An attempt to recapture the box office magic of Napoleon Dynamite, Gentlemen Broncos tries to have the same kind of quirky traits that made that movie a hit. Of course, Gentlemen Broncos was unable to duplicate that feat. Despite director Jared Hess’ hard work to include offbeat characters, outdated dialogue, and an overall sense of quirkiness, Gentlemen Broncos feels forced most of the time, which spoils the fun. Some moments work and the concepts behind some of the characters are humorous, but it all never comes together like it should. Jemaine Clement is quite good in his role, while the colorful supporting cast does what it can, but is held back by the script. The lead is miscast, as Michael Angarano struggles with almost every line and never finds a natural rhythm. This is not a bad movie per se, but it should have been better than this. So while you might want to see Gentlemen Broncos at some point, don’t be in a rush to check this out.
Video: How does it look?
Gentlemen Broncos is presented in 1.85:1 anamorphic widescreen. This is a rock solid visual effort, but not one that stands out as overly impressive. The image is clean and clear, with no problems to mention. The detail level is strong, but doesn’t pop off the screen like the best HD transfers tend to do. Even so, colors look bright and natural, contrast is smooth, and overall the visuals are handled quite well here.
Audio: How does it sound?

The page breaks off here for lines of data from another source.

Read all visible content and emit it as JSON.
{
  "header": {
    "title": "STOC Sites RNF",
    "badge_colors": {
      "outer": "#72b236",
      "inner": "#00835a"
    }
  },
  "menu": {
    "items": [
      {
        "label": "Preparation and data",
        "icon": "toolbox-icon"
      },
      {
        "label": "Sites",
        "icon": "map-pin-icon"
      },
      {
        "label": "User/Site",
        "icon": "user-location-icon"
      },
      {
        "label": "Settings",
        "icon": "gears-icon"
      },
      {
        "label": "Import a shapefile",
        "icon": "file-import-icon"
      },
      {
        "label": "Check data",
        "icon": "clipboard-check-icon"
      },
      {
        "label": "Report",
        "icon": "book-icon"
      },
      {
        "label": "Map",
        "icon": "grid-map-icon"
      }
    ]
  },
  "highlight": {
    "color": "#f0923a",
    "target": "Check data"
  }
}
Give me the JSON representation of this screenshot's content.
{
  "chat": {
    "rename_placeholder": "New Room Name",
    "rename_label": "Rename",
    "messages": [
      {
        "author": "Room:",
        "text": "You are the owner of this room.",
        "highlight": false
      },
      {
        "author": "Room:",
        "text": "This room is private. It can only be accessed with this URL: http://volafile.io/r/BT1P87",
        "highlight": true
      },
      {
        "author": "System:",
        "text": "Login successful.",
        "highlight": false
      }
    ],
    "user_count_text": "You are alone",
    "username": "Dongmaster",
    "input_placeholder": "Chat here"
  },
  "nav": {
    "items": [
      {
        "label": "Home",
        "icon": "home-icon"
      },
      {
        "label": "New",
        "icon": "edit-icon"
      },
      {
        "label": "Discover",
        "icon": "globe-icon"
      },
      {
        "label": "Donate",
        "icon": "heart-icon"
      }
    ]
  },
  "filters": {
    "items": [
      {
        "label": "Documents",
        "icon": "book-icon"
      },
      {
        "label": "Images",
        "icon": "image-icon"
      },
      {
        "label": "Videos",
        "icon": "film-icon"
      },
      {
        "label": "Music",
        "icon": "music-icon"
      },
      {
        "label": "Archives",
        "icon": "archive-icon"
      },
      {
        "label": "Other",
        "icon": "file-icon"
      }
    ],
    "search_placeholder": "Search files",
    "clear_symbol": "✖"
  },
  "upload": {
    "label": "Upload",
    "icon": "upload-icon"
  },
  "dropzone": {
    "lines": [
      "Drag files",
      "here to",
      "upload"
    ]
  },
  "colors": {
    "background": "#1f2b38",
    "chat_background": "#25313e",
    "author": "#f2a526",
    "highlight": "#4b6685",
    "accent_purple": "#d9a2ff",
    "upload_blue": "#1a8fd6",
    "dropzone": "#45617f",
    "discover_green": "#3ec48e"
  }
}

This DTS HD 5.1 soundtrack is rather basic, but it more than covers the needs of the material. The main surround presence is the music, which sounds great. There isn’t a lot of other presence really, as the movie is driven by dialogue. The vocals are clear and never hard to understand to understand though, which is great news. This is by no means a bad presentation, but the movie simply has very basic audio demands. This disc also includes Spanish and French language tracks, as well as subtitles in English and Spanish.
Supplements: What are the extras?
This disc includes an enjoyable audio commentary track, some deleted scenes, outtakes, and some featurettes. One of the featurettes is actually quite informative, while the others are typical promotional fluff.